Dataset items
_ _ _ _

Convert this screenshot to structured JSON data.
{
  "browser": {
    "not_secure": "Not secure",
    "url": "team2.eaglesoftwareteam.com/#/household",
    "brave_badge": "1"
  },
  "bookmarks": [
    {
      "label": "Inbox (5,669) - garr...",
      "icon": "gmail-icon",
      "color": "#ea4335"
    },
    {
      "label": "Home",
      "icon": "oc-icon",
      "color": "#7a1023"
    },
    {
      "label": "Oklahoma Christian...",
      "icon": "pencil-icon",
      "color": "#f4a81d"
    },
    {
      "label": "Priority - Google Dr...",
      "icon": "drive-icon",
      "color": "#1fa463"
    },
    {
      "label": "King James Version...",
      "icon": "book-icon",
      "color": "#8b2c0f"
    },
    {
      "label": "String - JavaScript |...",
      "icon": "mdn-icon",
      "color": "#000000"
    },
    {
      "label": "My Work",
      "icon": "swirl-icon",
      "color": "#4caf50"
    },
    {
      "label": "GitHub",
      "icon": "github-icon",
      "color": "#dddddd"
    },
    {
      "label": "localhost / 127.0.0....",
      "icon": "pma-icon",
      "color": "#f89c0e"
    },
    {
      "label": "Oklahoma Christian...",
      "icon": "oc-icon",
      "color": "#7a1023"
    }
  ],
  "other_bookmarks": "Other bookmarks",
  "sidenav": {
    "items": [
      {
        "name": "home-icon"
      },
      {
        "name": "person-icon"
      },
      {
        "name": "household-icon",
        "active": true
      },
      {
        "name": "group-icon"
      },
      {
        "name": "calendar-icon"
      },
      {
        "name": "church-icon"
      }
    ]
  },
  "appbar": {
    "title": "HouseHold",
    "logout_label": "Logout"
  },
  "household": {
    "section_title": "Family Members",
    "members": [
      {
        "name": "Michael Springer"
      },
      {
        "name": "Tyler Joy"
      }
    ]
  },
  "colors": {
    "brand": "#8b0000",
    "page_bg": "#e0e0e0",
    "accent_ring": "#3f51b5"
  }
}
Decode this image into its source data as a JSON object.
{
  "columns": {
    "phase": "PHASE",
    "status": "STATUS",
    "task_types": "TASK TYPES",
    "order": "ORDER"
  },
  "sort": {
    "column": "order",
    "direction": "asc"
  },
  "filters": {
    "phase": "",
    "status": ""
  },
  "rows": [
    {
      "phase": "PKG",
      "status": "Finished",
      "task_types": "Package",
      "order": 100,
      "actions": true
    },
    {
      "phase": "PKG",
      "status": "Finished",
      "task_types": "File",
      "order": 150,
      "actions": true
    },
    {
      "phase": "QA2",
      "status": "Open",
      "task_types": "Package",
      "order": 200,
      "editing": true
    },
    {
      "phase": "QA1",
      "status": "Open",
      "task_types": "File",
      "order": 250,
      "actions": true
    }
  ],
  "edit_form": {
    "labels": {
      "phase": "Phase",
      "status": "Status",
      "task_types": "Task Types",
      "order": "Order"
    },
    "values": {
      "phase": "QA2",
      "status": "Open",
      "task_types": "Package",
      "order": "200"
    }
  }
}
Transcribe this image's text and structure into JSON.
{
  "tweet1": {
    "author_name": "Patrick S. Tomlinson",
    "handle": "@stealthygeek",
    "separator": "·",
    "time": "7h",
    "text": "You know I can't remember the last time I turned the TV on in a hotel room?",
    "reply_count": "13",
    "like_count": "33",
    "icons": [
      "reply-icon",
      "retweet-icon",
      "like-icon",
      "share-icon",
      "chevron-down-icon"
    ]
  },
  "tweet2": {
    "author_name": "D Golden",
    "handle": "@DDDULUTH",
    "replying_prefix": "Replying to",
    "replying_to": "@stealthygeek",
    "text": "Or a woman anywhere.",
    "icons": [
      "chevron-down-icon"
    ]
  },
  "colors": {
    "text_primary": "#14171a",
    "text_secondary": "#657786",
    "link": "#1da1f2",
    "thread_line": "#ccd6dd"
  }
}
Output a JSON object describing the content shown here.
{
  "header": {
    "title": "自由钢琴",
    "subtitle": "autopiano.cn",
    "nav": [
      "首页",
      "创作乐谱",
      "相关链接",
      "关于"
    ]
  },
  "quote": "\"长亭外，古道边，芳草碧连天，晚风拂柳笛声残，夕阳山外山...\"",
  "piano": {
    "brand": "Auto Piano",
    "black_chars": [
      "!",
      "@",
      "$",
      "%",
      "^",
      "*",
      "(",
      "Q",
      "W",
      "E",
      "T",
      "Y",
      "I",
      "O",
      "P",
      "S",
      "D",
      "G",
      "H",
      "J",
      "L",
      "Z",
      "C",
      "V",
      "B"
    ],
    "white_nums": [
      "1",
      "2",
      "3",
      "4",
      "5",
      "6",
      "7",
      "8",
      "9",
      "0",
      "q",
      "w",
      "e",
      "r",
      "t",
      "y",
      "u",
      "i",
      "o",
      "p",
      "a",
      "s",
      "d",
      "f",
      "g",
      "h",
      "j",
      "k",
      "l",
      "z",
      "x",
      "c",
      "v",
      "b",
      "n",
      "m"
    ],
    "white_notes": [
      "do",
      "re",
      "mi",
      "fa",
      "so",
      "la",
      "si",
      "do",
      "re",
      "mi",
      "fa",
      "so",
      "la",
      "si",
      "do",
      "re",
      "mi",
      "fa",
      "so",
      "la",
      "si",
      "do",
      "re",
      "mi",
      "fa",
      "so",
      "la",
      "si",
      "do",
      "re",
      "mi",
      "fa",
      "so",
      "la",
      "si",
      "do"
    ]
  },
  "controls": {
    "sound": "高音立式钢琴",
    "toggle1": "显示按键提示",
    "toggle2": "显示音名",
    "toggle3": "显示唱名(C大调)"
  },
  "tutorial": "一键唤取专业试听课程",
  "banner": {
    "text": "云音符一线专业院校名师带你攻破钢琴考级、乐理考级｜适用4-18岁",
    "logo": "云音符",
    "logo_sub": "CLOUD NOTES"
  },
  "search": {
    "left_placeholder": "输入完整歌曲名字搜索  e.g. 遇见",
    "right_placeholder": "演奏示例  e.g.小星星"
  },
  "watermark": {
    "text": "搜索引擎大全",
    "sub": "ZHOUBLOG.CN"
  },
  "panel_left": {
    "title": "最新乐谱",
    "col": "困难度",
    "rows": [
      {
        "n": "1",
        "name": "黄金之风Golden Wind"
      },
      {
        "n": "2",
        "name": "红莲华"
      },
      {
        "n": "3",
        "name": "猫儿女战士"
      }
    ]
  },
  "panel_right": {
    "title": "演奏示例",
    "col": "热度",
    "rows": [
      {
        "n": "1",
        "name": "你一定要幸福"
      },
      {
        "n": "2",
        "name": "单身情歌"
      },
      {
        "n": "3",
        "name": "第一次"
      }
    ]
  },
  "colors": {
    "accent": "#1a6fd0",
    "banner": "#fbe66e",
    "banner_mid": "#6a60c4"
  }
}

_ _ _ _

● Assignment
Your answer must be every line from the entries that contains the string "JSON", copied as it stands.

● Response
Convert this screenshot to structured JSON data.
Decode this image into its source data as a JSON object.
Transcribe this image's text and structure into JSON.
Output a JSON object describing the content shown here.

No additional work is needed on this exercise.